BEGIN Given records

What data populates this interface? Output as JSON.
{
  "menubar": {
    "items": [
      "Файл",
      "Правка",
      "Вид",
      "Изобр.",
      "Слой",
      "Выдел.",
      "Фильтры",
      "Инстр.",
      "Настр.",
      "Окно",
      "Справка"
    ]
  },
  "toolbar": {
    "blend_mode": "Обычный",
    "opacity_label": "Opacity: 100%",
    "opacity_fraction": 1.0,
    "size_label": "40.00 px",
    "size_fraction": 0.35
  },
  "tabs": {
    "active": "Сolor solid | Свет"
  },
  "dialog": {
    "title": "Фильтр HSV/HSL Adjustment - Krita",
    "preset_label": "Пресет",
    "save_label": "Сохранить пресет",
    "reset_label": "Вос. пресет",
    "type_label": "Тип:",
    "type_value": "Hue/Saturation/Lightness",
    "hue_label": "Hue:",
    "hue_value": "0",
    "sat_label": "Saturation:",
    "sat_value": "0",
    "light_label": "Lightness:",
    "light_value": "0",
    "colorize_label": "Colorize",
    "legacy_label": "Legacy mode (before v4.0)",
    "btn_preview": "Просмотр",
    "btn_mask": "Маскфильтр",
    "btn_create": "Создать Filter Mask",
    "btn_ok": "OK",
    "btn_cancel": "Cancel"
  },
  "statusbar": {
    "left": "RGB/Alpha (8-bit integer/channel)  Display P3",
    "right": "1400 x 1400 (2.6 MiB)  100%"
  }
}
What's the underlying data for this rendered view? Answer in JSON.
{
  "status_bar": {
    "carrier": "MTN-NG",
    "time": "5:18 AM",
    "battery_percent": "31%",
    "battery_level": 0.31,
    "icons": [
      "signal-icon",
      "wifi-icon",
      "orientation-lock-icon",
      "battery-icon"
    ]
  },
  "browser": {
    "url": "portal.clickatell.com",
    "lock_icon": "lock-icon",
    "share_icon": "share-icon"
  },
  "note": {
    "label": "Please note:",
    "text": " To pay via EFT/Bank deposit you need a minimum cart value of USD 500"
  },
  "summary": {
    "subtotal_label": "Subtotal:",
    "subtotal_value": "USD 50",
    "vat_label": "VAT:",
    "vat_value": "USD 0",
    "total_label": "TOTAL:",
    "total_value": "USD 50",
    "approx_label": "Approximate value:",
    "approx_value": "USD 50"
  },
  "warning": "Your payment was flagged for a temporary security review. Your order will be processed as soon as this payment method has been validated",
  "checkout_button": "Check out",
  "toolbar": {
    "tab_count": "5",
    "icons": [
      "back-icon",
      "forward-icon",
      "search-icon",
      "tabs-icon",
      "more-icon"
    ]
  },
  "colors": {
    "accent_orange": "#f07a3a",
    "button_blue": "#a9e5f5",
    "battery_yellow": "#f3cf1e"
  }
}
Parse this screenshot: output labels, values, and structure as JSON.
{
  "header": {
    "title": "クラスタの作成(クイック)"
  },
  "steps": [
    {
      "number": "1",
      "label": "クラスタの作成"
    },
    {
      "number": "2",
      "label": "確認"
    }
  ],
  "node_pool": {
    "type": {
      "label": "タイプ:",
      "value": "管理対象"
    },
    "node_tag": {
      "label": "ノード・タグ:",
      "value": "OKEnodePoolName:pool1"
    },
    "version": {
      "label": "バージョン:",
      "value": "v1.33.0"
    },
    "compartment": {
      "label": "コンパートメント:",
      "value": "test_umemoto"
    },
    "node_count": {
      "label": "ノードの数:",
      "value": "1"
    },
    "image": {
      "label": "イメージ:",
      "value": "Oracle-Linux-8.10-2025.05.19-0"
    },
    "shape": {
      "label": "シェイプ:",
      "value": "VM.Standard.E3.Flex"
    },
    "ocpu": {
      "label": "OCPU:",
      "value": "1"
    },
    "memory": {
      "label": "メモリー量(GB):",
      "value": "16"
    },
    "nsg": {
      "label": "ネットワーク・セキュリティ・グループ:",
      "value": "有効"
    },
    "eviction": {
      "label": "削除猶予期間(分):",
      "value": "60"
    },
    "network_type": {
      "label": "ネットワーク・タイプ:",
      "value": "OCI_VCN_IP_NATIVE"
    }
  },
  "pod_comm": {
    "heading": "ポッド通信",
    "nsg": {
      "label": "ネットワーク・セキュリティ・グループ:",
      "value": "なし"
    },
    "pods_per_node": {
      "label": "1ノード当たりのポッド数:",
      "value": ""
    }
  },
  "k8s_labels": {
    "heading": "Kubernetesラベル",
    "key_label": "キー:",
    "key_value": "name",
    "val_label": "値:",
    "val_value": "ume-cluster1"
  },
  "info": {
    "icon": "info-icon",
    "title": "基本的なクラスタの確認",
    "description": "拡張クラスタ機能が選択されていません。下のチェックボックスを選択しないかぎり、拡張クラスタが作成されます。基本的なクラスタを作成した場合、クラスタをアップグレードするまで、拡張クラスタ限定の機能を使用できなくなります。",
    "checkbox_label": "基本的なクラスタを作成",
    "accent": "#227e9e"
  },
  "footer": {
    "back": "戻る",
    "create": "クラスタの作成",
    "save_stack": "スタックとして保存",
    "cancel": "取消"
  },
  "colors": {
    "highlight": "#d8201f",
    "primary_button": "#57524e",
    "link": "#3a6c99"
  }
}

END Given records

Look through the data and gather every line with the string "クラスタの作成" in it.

### Result of the exercise
    "title": "クラスタの作成(クイック)"
      "label": "クラスタの作成"
    "create": "クラスタの作成",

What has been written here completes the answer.